His story has an all-too-familiar ring. Many Indians working abroad are unhappy toiling long hours, spending months away from their families. They want to return but often have nothing to come back to.
The Indian community abroad is a large contributor to India's economy because of the cash it sends back in remittances. Now the government wants to show it appreciates the effort with a support scheme for people such as Dhwani. The aim is to provide insurance, pension - even resettlement expenses - for those returning after a stint overseas.
"When the migrant worker returns to India, he is older and he has to start economic activity to support himself and his family… To support the workers, we have decided to launch the scheme," said Vayalar Ravi, the overseas affairs minister, as quoted by The Economic Times of India last Thursday.

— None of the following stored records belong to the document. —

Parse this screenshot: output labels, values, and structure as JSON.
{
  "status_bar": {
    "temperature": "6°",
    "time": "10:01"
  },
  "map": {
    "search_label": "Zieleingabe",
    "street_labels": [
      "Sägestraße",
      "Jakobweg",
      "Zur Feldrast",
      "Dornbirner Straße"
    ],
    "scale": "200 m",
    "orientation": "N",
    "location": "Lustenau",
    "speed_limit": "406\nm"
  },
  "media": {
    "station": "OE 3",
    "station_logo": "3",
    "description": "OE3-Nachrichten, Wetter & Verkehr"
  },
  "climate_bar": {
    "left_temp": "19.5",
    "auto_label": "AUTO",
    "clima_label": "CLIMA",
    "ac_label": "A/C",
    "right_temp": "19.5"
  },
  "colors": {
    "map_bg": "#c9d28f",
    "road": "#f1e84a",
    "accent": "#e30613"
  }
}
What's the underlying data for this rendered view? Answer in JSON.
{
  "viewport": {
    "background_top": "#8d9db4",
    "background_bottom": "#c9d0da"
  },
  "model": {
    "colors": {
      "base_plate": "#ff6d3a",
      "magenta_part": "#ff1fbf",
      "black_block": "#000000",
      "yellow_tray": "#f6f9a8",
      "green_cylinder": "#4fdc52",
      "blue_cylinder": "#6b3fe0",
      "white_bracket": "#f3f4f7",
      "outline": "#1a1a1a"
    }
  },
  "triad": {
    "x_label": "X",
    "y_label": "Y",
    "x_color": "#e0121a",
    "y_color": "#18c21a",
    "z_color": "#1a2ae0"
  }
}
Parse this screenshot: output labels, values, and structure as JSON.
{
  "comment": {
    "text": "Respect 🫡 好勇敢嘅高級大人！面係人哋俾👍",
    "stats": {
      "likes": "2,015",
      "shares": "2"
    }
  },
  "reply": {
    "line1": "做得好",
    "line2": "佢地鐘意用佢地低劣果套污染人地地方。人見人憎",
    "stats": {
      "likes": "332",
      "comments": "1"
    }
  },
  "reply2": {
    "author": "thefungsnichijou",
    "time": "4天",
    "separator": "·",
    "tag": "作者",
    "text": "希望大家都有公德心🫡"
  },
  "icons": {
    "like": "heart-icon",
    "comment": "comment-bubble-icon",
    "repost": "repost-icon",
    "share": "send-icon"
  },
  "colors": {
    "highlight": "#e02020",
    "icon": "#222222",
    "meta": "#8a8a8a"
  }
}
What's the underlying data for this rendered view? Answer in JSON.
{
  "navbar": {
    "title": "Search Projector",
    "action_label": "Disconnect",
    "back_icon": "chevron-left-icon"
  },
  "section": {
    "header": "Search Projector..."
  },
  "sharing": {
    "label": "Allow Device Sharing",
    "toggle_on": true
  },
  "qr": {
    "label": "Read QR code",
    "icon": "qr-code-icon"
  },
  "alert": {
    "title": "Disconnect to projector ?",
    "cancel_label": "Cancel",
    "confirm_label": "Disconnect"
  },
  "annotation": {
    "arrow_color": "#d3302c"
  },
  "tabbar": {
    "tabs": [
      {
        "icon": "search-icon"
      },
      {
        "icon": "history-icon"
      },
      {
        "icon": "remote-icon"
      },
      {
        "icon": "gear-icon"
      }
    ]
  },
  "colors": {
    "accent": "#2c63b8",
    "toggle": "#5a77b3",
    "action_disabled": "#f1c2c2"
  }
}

The World Bank says remittances from Indians abroad increased from US$21 billion (Dh77.13bn) in 2003 to $55bn last year, the highest remittance figure in the world. Kerala and Punjab were the top two recipient states.
But it is not just money that is coming. India also has the highest number of returning migrants. Mr Ravi said he was especially worried about people coming back from the Gulf.
"Their total number is over 7.5 million. They migrate for economic reasons and send back remittances. We will have to support them on their return," he said.
Nehal Sanghavi, the diaspora liaison officer at the think tank Gateway House, says the government's initiative has not come a moment too soon. "There isn't any help available for those who need it most - the informal sector workers," he says. "It's a disgrace, and the government should do a better job. At least they have started to recognise there are problems, but it leaves many of our citizens unprotected when they come back."
Workers' rights also need to be protected, he says.
"There are certain basic human rights that workers should be entitled to. Maybe a bilateral agreement that sets out specific conditions in detail could prevent abuses," he says.
Mr Srivastava, the Maharashtra shopkeeper, laments the difficulties that expatriate Indian workers face. "Every family knows someone who is unhappy in the Gulf. Whether it's wages not being paid or security issues at a building site. But they are stuck because the economic situation back home is bad," he says.
He is sceptical about the proposed system of assistance for returning workers.
"I doubt the money will be enough to help an entire family," he says. "What my cousin needs is a job so that he can come back to support his family. They should do something about that."
In addition to the support scheme for returnees, Mr Ravi, the overseas affairs minister, also says the government is planning to unveil an internet-based certification system of employment contracts for Indian workers in the UAE.
"In order to overcome this problem, we are initiating with the UAE Ministry of Labour a Web-based attestation system of employment contracts in the Indian missions at Abu Dhabi and Dubai. This procedure would help us enforce the contracts conditions,"The Economic Times quoted Mr Ravi as saying.
"We have directed the Indian missions in other countries of the region to establish similar process to attest the employment contracts," he said.